Web page and app entries:
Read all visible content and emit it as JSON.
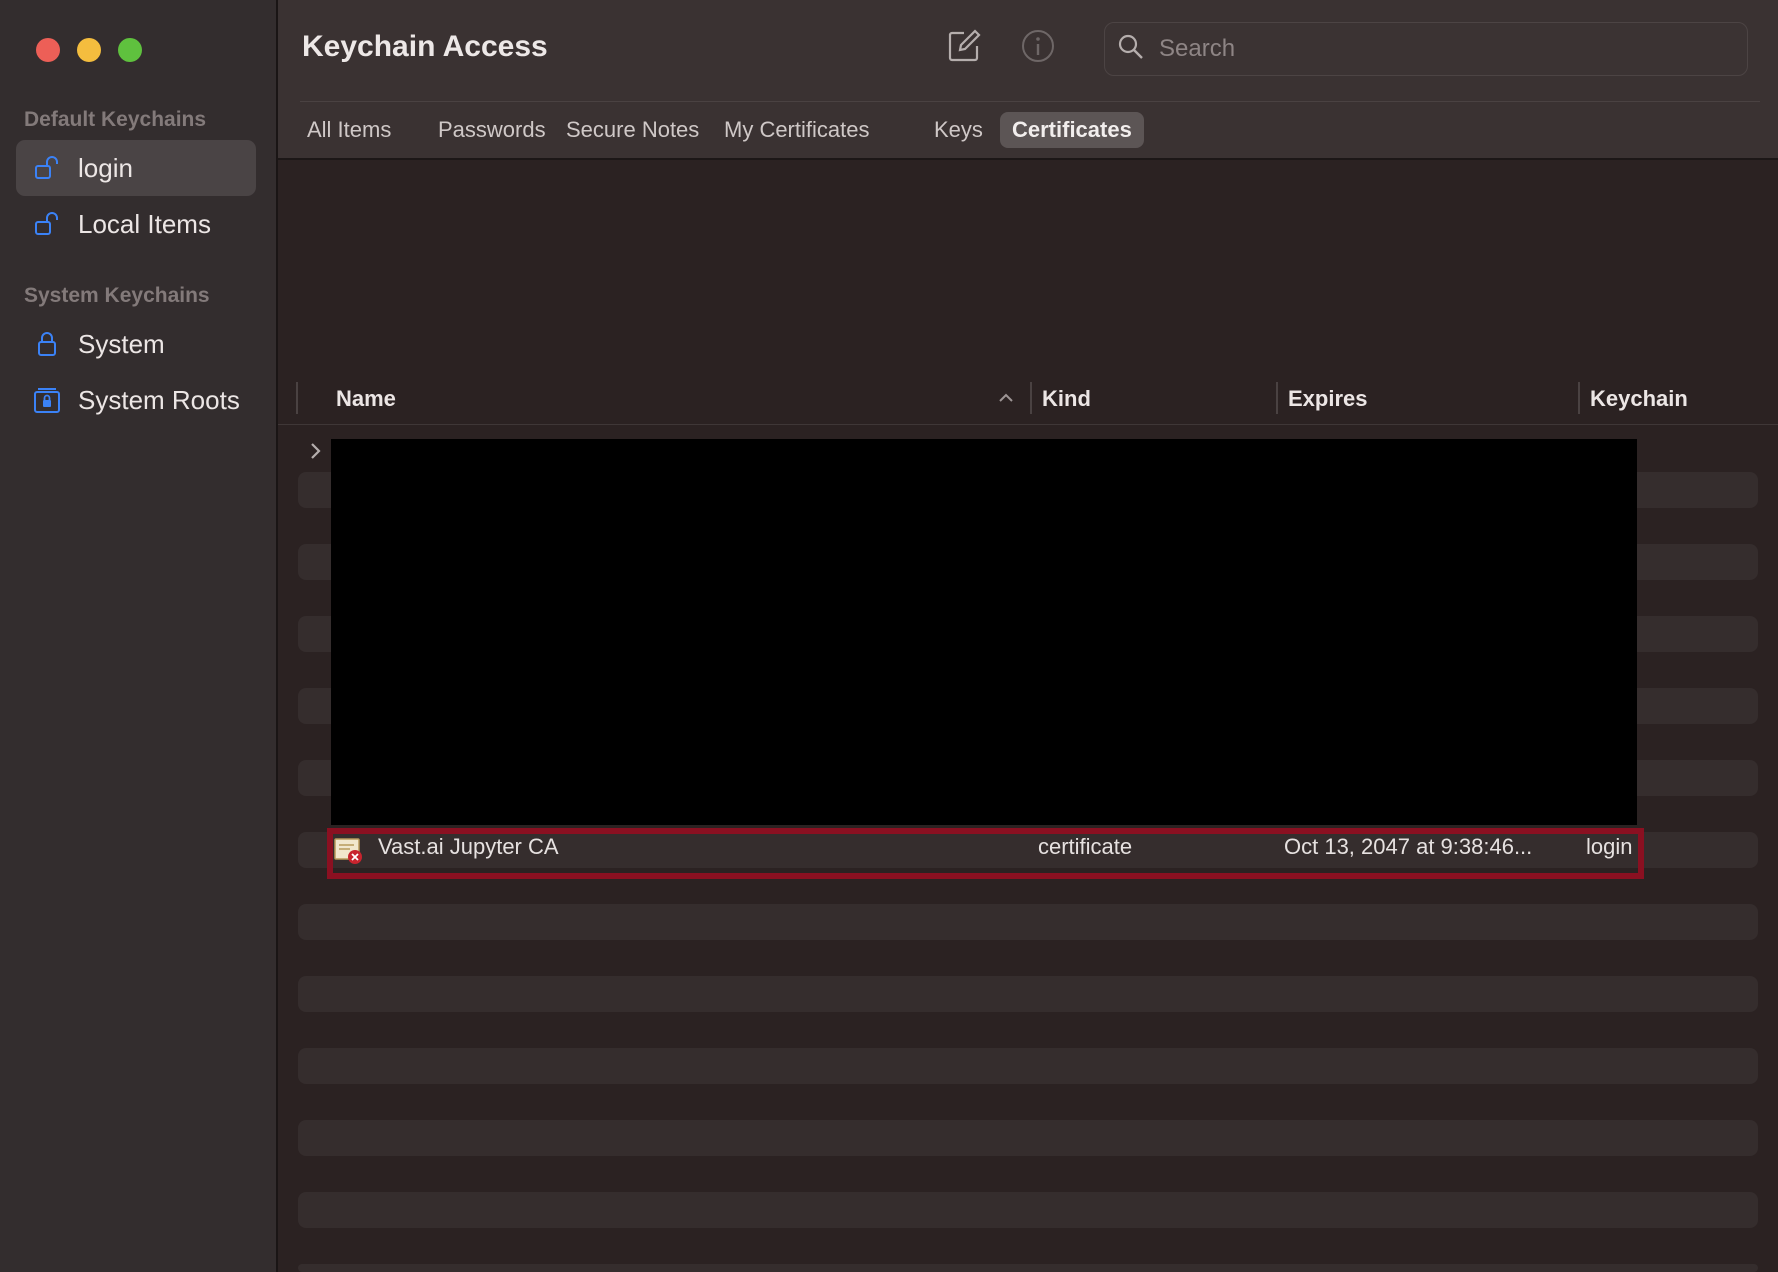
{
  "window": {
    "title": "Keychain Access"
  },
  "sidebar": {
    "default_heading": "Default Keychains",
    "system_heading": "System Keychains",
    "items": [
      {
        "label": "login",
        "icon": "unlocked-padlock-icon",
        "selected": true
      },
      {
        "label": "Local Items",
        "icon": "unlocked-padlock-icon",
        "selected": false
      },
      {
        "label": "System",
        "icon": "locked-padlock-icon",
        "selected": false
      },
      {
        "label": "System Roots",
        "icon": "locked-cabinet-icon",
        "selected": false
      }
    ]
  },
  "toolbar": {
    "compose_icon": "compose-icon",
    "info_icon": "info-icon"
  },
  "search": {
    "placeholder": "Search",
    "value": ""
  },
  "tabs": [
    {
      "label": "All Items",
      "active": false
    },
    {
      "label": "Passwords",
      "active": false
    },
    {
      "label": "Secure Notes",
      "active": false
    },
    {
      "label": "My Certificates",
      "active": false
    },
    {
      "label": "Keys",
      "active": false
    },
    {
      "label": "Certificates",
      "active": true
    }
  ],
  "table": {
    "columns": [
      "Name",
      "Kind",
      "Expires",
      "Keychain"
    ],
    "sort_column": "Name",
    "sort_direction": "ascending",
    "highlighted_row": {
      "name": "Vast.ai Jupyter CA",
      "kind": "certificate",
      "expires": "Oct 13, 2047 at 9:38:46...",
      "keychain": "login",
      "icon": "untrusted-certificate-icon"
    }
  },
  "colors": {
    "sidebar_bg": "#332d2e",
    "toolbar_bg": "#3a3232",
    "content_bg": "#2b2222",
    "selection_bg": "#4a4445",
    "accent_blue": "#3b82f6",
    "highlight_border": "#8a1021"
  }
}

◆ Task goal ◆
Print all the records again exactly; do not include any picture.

◆ Output ◆
Read all visible content and emit it as JSON.
{
  "window": {
    "title": "Keychain Access"
  },
  "sidebar": {
    "default_heading": "Default Keychains",
    "system_heading": "System Keychains",
    "items": [
      {
        "label": "login",
        "icon": "unlocked-padlock-icon",
        "selected": true
      },
      {
        "label": "Local Items",
        "icon": "unlocked-padlock-icon",
        "selected": false
      },
      {
        "label": "System",
        "icon": "locked-padlock-icon",
        "selected": false
      },
      {
        "label": "System Roots",
        "icon": "locked-cabinet-icon",
        "selected": false
      }
    ]
  },
  "toolbar": {
    "compose_icon": "compose-icon",
    "info_icon": "info-icon"
  },
  "search": {
    "placeholder": "Search",
    "value": ""
  },
  "tabs": [
    {
      "label": "All Items",
      "active": false
    },
    {
      "label": "Passwords",
      "active": false
    },
    {
      "label": "Secure Notes",
      "active": false
    },
    {
      "label": "My Certificates",
      "active": false
    },
    {
      "label": "Keys",
      "active": false
    },
    {
      "label": "Certificates",
      "active": true
    }
  ],
  "table": {
    "columns": [
      "Name",
      "Kind",
      "Expires",
      "Keychain"
    ],
    "sort_column": "Name",
    "sort_direction": "ascending",
    "highlighted_row": {
      "name": "Vast.ai Jupyter CA",
      "kind": "certificate",
      "expires": "Oct 13, 2047 at 9:38:46...",
      "keychain": "login",
      "icon": "untrusted-certificate-icon"
    }
  },
  "colors": {
    "sidebar_bg": "#332d2e",
    "toolbar_bg": "#3a3232",
    "content_bg": "#2b2222",
    "selection_bg": "#4a4445",
    "accent_blue": "#3b82f6",
    "highlight_border": "#8a1021"
  }
}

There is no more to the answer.